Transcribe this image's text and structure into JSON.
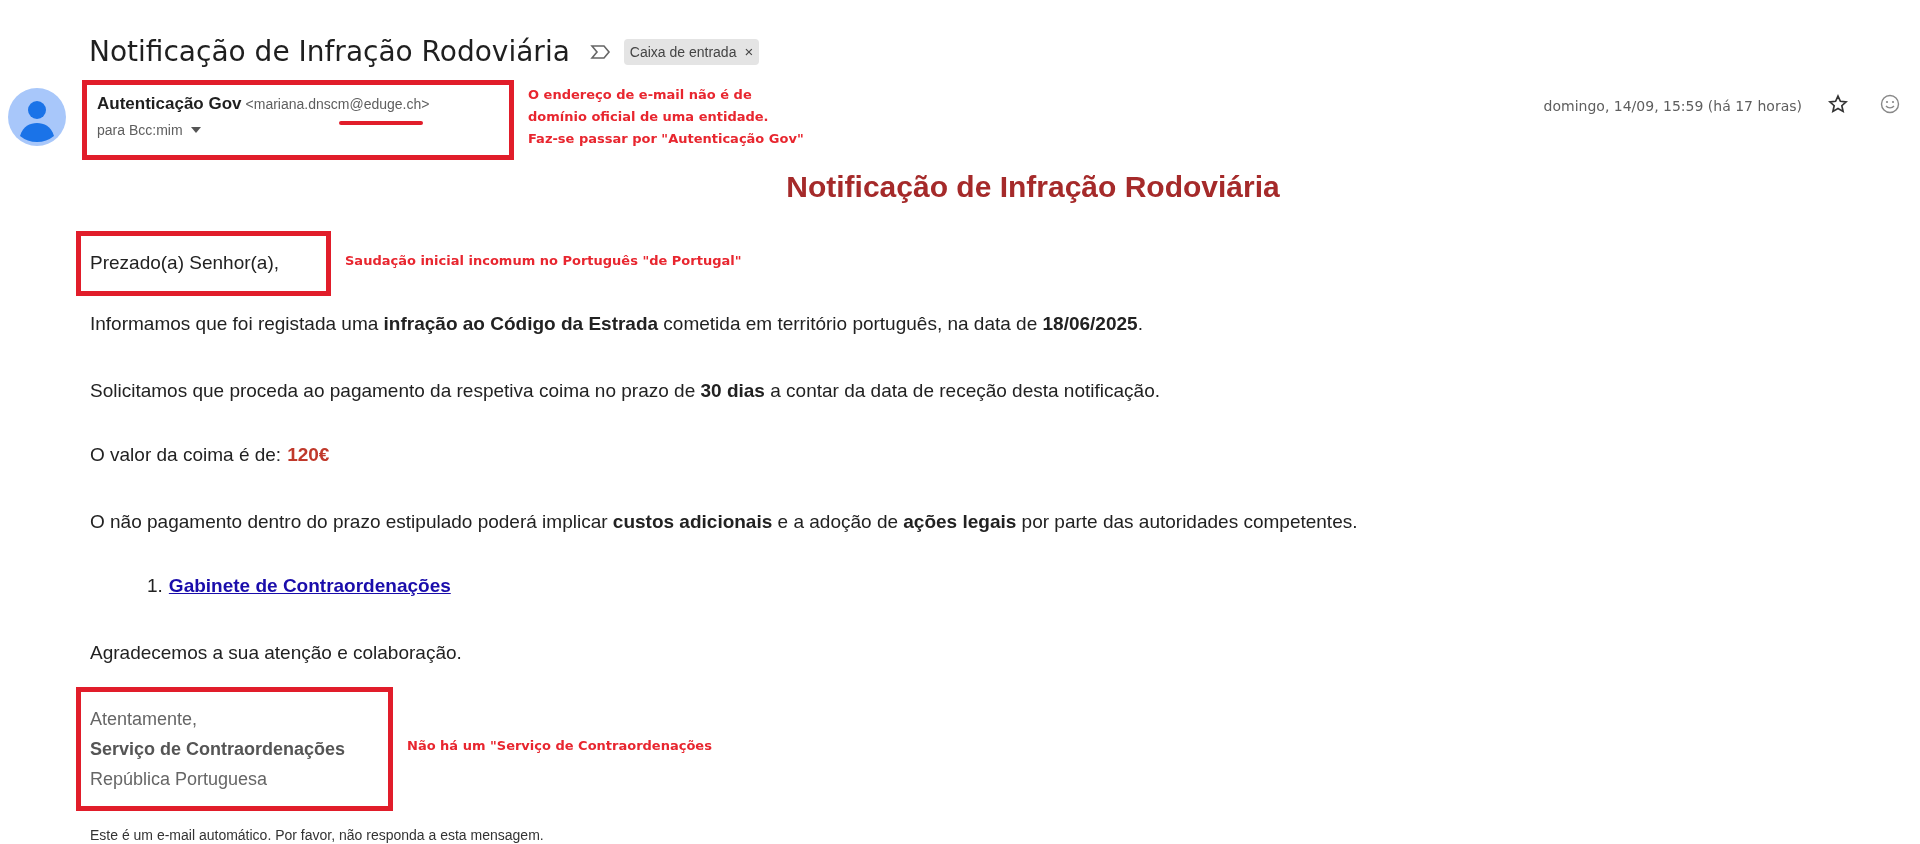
{
  "subject": "Notificação de Infração Rodoviária",
  "labels": [
    {
      "text": "Caixa de entrada",
      "close": "×"
    }
  ],
  "sender": {
    "name": "Autenticação Gov",
    "address": "<mariana.dnscm@eduge.ch>",
    "recipients": "para Bcc:mim",
    "date": "domingo, 14/09, 15:59 (há 17 horas)",
    "starred": false
  },
  "body": {
    "heading": "Notificação de Infração Rodoviária",
    "greeting": "Prezado(a) Senhor(a),",
    "paragraphs": [
      "Informamos que foi registada uma **infração ao Código da Estrada** cometida em território português, na data de **18/06/2025**.",
      "Solicitamos que proceda ao pagamento da respetiva coima no prazo de **30 dias** a contar da data de receção desta notificação."
    ],
    "amount_label": "O valor da coima é de:",
    "amount": "120€",
    "warning": "O não pagamento dentro do prazo estipulado poderá implicar **custos adicionais** e a adoção de **ações legais** por parte das autoridades competentes.",
    "links": [
      {
        "number": "1.",
        "text": "Gabinete de Contraordenações"
      }
    ],
    "thanks": "Agradecemos a sua atenção e colaboração.",
    "signature": {
      "closing": "Atentamente,",
      "sender": "Serviço de Contraordenações",
      "country": "República Portuguesa"
    },
    "footer": "Este é um e-mail automático. Por favor, não responda a esta mensagem."
  },
  "annotations": {
    "sender": [
      "O endereço de e-mail não é de",
      "domínio oficial de uma entidade.",
      "Faz-se passar por \"Autenticação Gov\""
    ],
    "greeting": "Saudação inicial incomum no Português \"de Portugal\"",
    "signature": "Não há um \"Serviço de Contraordenações"
  }
}
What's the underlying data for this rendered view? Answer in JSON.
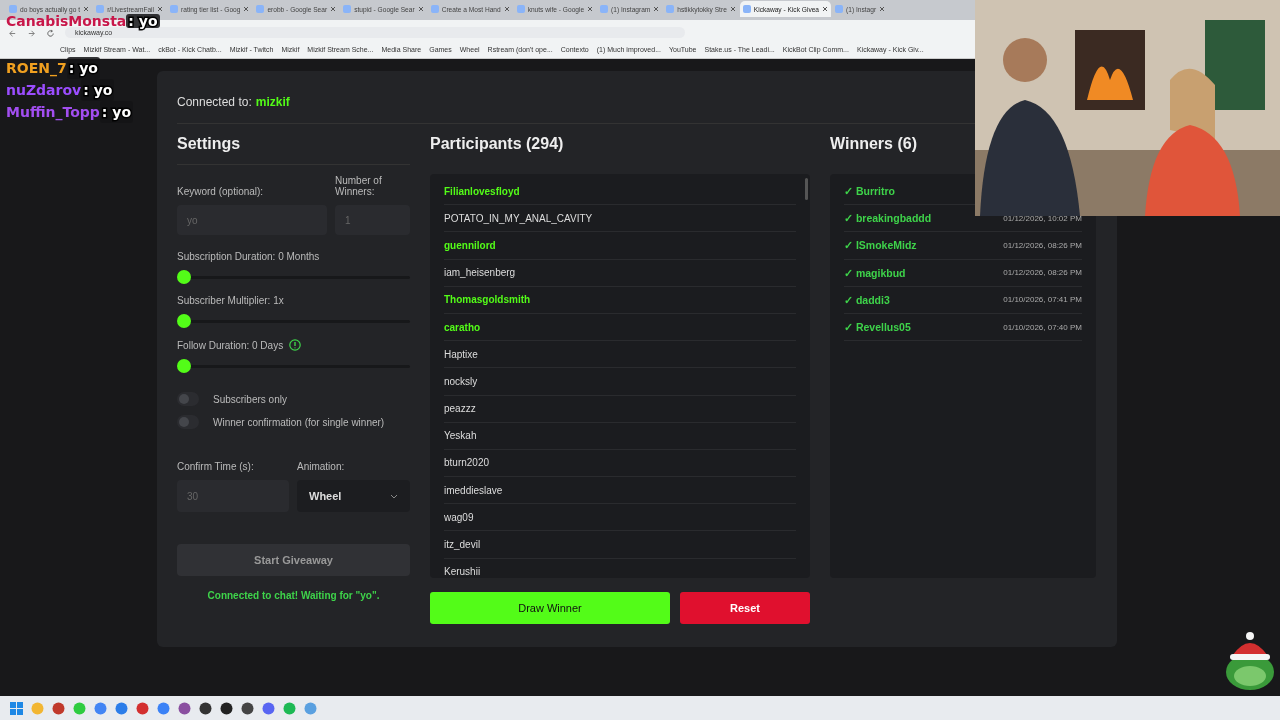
{
  "browser": {
    "tabs": [
      {
        "title": "do boys actually go t",
        "selected": false
      },
      {
        "title": "r/LivestreamFail",
        "selected": false
      },
      {
        "title": "rating tier list - Goog",
        "selected": false
      },
      {
        "title": "erobb - Google Sear",
        "selected": false
      },
      {
        "title": "stupid - Google Sear",
        "selected": false
      },
      {
        "title": "Create a Most Hand",
        "selected": false
      },
      {
        "title": "knuts wife - Google",
        "selected": false
      },
      {
        "title": "(1) Instagram",
        "selected": false
      },
      {
        "title": "hstikkytokky Stre",
        "selected": false
      },
      {
        "title": "Kickaway - Kick Givea",
        "selected": true
      },
      {
        "title": "(1) Instagr",
        "selected": false
      }
    ],
    "address": "kickaway.co",
    "bookmarks": [
      "Clips",
      "Mizkif Stream - Wat...",
      "ckBot - Kick Chatb...",
      "Mizkif - Twitch",
      "Mizkif",
      "Mizkif Stream Sche...",
      "Media Share",
      "Games",
      "Wheel",
      "Rstream (don't ope...",
      "Contexto",
      "(1) Much improved...",
      "YouTube",
      "Stake.us - The Leadi...",
      "KickBot Clip Comm...",
      "Kickaway - Kick Giv..."
    ]
  },
  "chat_overlay": [
    {
      "user": "CanabisMonsta",
      "message": ": yo",
      "color": "#c8174a"
    },
    {
      "user": "ROEN_7",
      "message": ": yo",
      "color": "#f0a020"
    },
    {
      "user": "nuZdarov",
      "message": ": yo",
      "color": "#9b4dff"
    },
    {
      "user": "Muffin_Topp",
      "message": ": yo",
      "color": "#a24ef0"
    }
  ],
  "app": {
    "connected_label": "Connected to:",
    "channel": "mizkif",
    "settings": {
      "title": "Settings",
      "keyword": {
        "label": "Keyword (optional):",
        "placeholder": "yo"
      },
      "winners_count": {
        "label": "Number of Winners:",
        "placeholder": "1"
      },
      "sliders": [
        {
          "label": "Subscription Duration: 0 Months",
          "level": 0,
          "info": false
        },
        {
          "label": "Subscriber Multiplier: 1x",
          "level": 0,
          "info": false
        },
        {
          "label": "Follow Duration: 0 Days",
          "level": 0,
          "info": true
        }
      ],
      "toggles": [
        {
          "label": "Subscribers only",
          "on": false
        },
        {
          "label": "Winner confirmation (for single winner)",
          "on": false
        }
      ],
      "confirm_time": {
        "label": "Confirm Time (s):",
        "placeholder": "30"
      },
      "animation": {
        "label": "Animation:",
        "value": "Wheel"
      },
      "start_button": {
        "label": "Start Giveaway",
        "disabled": true
      },
      "status": "Connected to chat! Waiting for \"yo\"."
    },
    "participants": {
      "title": "Participants (294)",
      "items": [
        {
          "name": "Filianlovesfloyd",
          "highlighted": true
        },
        {
          "name": "POTATO_IN_MY_ANAL_CAVITY",
          "highlighted": false
        },
        {
          "name": "guennilord",
          "highlighted": true
        },
        {
          "name": "iam_heisenberg",
          "highlighted": false
        },
        {
          "name": "Thomasgoldsmith",
          "highlighted": true
        },
        {
          "name": "caratho",
          "highlighted": true
        },
        {
          "name": "Haptixe",
          "highlighted": false
        },
        {
          "name": "nocksly",
          "highlighted": false
        },
        {
          "name": "peazzz",
          "highlighted": false
        },
        {
          "name": "Yeskah",
          "highlighted": false
        },
        {
          "name": "bturn2020",
          "highlighted": false
        },
        {
          "name": "imeddieslave",
          "highlighted": false
        },
        {
          "name": "wag09",
          "highlighted": false
        },
        {
          "name": "itz_devil",
          "highlighted": false
        },
        {
          "name": "Kerushii",
          "highlighted": false
        }
      ]
    },
    "winners": {
      "title": "Winners (6)",
      "items": [
        {
          "name": "✓ Burritro"
        },
        {
          "name": "✓ breakingbaddd",
          "time": "01/12/2026, 10:02 PM"
        },
        {
          "name": "✓ ISmokeMidz",
          "time": "01/12/2026, 08:26 PM"
        },
        {
          "name": "✓ magikbud",
          "time": "01/12/2026, 08:26 PM"
        },
        {
          "name": "✓ daddi3",
          "time": "01/10/2026, 07:41 PM"
        },
        {
          "name": "✓ Revellus05",
          "time": "01/10/2026, 07:40 PM"
        }
      ]
    },
    "draw_button": "Draw Winner",
    "reset_button": "Reset"
  }
}
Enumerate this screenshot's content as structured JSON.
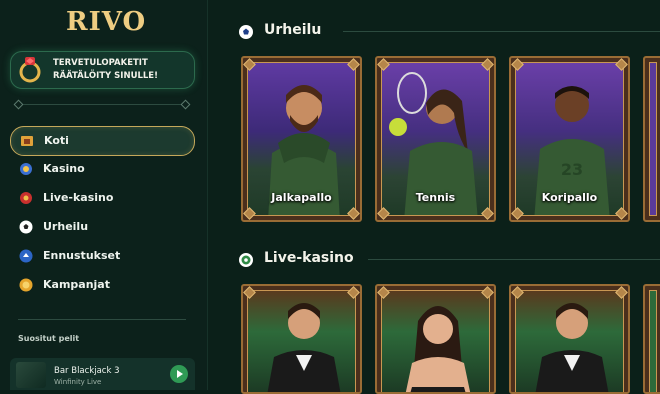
{
  "brand": {
    "logo_text": "RIVO"
  },
  "promo": {
    "text": "TERVETULOPAKETIT RÄÄTÄLÖITY SINULLE!"
  },
  "sidebar": {
    "items": [
      {
        "label": "Koti",
        "icon": "home-icon",
        "active": true
      },
      {
        "label": "Kasino",
        "icon": "casino-icon"
      },
      {
        "label": "Live-kasino",
        "icon": "live-casino-icon"
      },
      {
        "label": "Urheilu",
        "icon": "soccer-ball-icon"
      },
      {
        "label": "Ennustukset",
        "icon": "predictions-icon"
      },
      {
        "label": "Kampanjat",
        "icon": "coin-icon"
      }
    ],
    "popular_title": "Suositut pelit",
    "popular_game": {
      "name": "Bar Blackjack 3",
      "provider": "Winfinity Live"
    }
  },
  "sections": {
    "sports": {
      "title": "Urheilu",
      "cards": [
        {
          "label": "Jalkapallo"
        },
        {
          "label": "Tennis"
        },
        {
          "label": "Koripallo"
        }
      ]
    },
    "live": {
      "title": "Live-kasino"
    }
  },
  "colors": {
    "accent_gold": "#c5a85a",
    "card_purple": "#5a3a9a",
    "card_green": "#2d5a3a",
    "play_green": "#2f9a55"
  }
}
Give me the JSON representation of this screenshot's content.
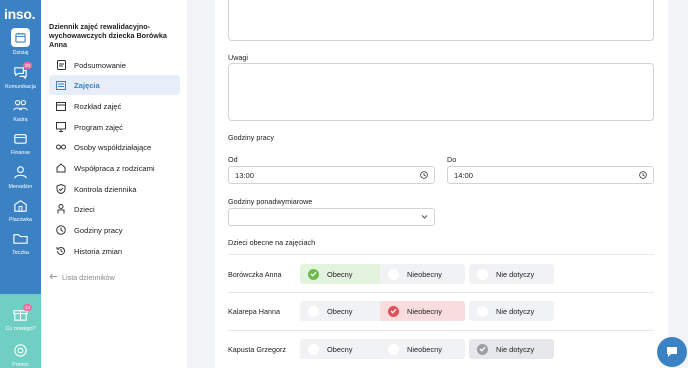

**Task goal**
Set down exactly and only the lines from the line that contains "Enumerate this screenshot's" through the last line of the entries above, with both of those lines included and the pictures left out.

**Result of the exercise**
Enumerate this screenshot's content as structured JSON.
{
  "brand": {
    "logo_text": "RIVO"
  },
  "promo": {
    "text": "TERVETULOPAKETIT RÄÄTÄLÖITY SINULLE!"
  },
  "sidebar": {
    "items": [
      {
        "label": "Koti",
        "icon": "home-icon",
        "active": true
      },
      {
        "label": "Kasino",
        "icon": "casino-icon"
      },
      {
        "label": "Live-kasino",
        "icon": "live-casino-icon"
      },
      {
        "label": "Urheilu",
        "icon": "soccer-ball-icon"
      },
      {
        "label": "Ennustukset",
        "icon": "predictions-icon"
      },
      {
        "label": "Kampanjat",
        "icon": "coin-icon"
      }
    ],
    "popular_title": "Suositut pelit",
    "popular_game": {
      "name": "Bar Blackjack 3",
      "provider": "Winfinity Live"
    }
  },
  "sections": {
    "sports": {
      "title": "Urheilu",
      "cards": [
        {
          "label": "Jalkapallo"
        },
        {
          "label": "Tennis"
        },
        {
          "label": "Koripallo"
        }
      ]
    },
    "live": {
      "title": "Live-kasino"
    }
  },
  "colors": {
    "accent_gold": "#c5a85a",
    "card_purple": "#5a3a9a",
    "card_green": "#2d5a3a",
    "play_green": "#2f9a55"
  }
}
Give me the JSON representation of this screenshot's content.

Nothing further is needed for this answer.